As all shareholders of ASX banking shares would know, 2020 wasn’t exactly a great year to be holding any of the ASX’s most famous dividend payers. The onset of the coronavirus pandemic, and the subsequent economic shock, played havoc with ASX bank share prices.
Take Westpac Banking Corp (ASX: WBC). Its share price started the year just a touch over $24 a share. But by 23 March, Westpac shares hit a low of just $13.47. That was the lowest share price the ASX’s oldest bank had seen since 2003 (yes, even lower than the depths of the global financial crises).
Commonwealth Bank of Australia (ASX: CBA) faired the best amongst the ASX banks. But even the yellow diamond dropped more than 40% in value between 14 February and 23 March.
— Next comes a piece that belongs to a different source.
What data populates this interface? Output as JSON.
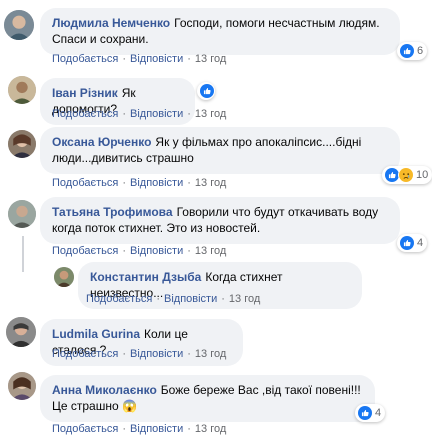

One of the major catalysts for these drops was likely the sudden inability for the banks to fork our their famous dividends. Not that this was entirely the banks’ fault. The financial regulator APRA (Australian Prudential Regulatory Authority) actually told the banks to keep their dividends at a minimum shortly after the pandemic hit, and only eased these restrictions recently.
Will 2021 be an ASX banking bonanza?
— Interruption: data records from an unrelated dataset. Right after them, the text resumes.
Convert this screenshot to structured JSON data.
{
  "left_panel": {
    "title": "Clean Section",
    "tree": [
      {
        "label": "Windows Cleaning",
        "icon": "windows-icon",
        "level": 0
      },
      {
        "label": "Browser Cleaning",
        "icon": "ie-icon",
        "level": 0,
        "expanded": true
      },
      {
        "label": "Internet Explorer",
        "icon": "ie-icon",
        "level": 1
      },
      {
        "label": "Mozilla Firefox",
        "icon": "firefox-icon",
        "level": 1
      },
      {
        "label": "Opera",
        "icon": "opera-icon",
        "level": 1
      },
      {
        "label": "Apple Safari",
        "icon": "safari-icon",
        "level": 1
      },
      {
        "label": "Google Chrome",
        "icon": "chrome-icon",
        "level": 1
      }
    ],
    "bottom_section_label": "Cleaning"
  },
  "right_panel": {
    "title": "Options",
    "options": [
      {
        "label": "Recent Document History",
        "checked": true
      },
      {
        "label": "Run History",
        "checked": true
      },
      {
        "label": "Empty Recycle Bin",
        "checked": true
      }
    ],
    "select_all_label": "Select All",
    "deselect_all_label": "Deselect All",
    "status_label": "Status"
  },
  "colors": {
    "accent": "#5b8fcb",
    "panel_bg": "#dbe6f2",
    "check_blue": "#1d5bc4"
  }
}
But that was 2020. So what does 2021 hold? Will we be getting back to the days of a 6% fully franked yield anytime soon?
One banking analyst thinks we might get half-way there at least. Reporting from the Australian Financial Review (AFR) this week quotes bank analyst Brian Johnson (not the AC/DC singer, if you were wondering) on the matter.
Mr Johnson is tipping that the ASX banks will return to paying out 60-70% of their earnings as dividends in at least the first half of 2021. That’s not quite at the 80-90% ratios we were seeing in 2019, but it’s a lot more generous than the 50% cap that APRA imposed for most of 2020.
Johnson also says that what Commonwealth Bank (the first banking cab off the rank) announces as its interim dividend next month will “set a standard across the industry”. He also states that the banks might even contemplate share buybacks and other “capital initiatives” in the second half of the year. That would further return cash to investor pockets, as share buybacks increase earnings per share (EPS) for existing shareholders.
Not out of the woods yet
However, Johnson also points out that CBA’s earnings results will be closely watched for another reason – to assess the economic damage from the coronavirus pandemic. Johnson notes that JobKeeper has “injected a massive amount of money into the economy, and unemployment numbers look better than people thought they would”, which has prompted “massive deposit growth so capital ratios look so much better, and the banks have strengthened their balance sheet provisioning”.
However, he also states that credit growth has been “extremely anaemic” and investors will be looking to CBA’s numbers to make sure “that the bad debts that the banks have incurred as a result of the pandemic are much smaller than feared even a few months ago”.
Still, investors will be buoyed by Mr Johnson’s comments. No doubt many will be hoping that CBA’s current trailing yield of 3.45% and Westpac’s 1.47% will see some much-welcomed appreciation this year.